Toronto Feature: Little Italy | The Canadian Encyclopedia


Toronto Feature: Little Italy

This article is from our Toronto Feature series. Features from past programs are not updated.

This content is from a series created in partnership with Museum Services of the City of Toronto and Heritage Toronto. We gratefully acknowledge funding from the Ontario Ministry of Tourism, Culture and Sport, and the Department of Canadian Heritage.

 Johnny Lombardi Way
Broadcaster and businessman Johnny Lombardi poses on Johnny Lombardi Way, a segment of College Street between Clinton and Grace Streets, c 1990s (courtesy CHIN Radio).
Record Store
Johnny Lombardi Italian Records on College Street, 2012 (photo James Marsh).
Johnny Lombardi Italian Records
Johnny Lombardi Italian Records, circa 1960s (City of Toronto Archives/Fonds 1257, Series 1057, Item 472).

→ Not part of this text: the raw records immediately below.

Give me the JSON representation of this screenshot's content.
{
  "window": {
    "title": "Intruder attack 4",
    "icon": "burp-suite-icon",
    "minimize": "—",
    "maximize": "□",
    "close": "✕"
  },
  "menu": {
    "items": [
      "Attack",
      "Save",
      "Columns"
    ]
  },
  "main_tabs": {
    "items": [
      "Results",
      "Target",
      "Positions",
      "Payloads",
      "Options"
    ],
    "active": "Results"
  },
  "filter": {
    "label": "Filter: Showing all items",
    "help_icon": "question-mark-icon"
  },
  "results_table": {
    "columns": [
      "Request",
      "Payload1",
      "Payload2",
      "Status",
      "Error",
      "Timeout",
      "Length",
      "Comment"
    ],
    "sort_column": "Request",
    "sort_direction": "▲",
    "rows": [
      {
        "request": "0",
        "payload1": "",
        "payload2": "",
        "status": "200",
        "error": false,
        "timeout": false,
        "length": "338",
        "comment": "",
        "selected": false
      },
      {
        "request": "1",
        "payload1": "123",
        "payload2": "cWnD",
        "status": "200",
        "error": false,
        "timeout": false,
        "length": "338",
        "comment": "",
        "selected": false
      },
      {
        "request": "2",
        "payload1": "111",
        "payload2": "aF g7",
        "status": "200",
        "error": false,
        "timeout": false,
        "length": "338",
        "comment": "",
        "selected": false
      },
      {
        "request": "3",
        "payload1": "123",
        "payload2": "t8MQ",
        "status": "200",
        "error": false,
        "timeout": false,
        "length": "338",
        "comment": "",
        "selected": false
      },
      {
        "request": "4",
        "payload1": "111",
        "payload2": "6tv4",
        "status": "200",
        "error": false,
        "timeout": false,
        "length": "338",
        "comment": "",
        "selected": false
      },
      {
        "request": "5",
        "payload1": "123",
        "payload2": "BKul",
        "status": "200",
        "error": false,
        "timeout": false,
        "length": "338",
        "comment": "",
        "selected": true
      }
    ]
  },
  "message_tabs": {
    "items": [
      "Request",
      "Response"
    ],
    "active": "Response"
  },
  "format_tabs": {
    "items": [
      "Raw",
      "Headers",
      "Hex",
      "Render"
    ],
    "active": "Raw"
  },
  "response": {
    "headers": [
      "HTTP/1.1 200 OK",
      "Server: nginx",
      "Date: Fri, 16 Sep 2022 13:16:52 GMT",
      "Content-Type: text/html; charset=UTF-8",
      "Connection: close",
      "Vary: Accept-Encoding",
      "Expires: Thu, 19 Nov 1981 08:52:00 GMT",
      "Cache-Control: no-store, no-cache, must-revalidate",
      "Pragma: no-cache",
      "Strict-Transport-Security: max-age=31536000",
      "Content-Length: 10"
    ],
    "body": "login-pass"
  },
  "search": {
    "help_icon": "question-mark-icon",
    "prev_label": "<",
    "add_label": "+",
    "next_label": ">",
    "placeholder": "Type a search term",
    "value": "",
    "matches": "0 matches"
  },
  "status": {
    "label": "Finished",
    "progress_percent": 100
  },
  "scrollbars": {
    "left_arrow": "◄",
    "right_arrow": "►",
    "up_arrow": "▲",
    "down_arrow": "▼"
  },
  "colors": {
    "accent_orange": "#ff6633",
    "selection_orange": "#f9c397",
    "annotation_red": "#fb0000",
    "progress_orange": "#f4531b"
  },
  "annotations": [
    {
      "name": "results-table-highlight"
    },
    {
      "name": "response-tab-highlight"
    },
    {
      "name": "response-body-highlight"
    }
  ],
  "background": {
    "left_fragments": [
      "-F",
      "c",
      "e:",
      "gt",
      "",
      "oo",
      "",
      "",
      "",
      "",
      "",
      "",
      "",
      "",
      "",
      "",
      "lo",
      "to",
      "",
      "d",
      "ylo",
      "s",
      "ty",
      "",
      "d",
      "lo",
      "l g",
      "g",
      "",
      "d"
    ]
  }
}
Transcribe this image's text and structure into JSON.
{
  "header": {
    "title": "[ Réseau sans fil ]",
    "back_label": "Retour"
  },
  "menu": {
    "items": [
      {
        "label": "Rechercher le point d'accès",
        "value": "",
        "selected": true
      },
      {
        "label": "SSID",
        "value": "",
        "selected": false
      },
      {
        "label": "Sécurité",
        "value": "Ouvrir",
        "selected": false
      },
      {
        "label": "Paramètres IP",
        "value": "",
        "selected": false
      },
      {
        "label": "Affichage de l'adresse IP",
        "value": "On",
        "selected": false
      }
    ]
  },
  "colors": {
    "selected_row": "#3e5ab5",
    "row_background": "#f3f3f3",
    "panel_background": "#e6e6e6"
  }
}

Toronto Feature: Little Italy

"'Mayor of Little Italy ' Opens Supermarket"

Johnny Lombardi opened a grocery store after he returned from service in the Second World War. But it was in advertising the store that he was inspired to his real passion: broadcasting. His CHIN radio and television stations would eventually produce programs in 32 languages; Lombardi not only pioneered multilingual radio, he helped pioneer multiculturalism years before it became official policy.

Lombardi was born in Toronto's Little Italy (see Toronto). During the 1930s, he was lead trumpet in the popular Benny Palmer Orchestra. He joined the army in 1942, reached sergeant and participated in the D-Day invasion. He also entertained troops.

In 1946, he opened Lombardi's Supermarket on College Street and became known as the "unofficial mayor of Little Italy." He launched CHIN Radio in 1966, followed by CHIN FM in 1967. The stations' identity, he explained, was based on "C is for Canada, H for happiness, I and N for international."

Besides his radio fame, Lombardi was known for his television program and, infamously, for the CHIN picnic bikini contests at the CNE. He may have seemed all fun in his baseball cap and ready smile, but he was taken seriously. He received the Order of Canada in 1981 and officially represented Canada at the D-Day commemorations in 1964. On his death in 2002 he was praised for his role in transforming urban society in post-war southern Ontario into one truly inclusive of diversity.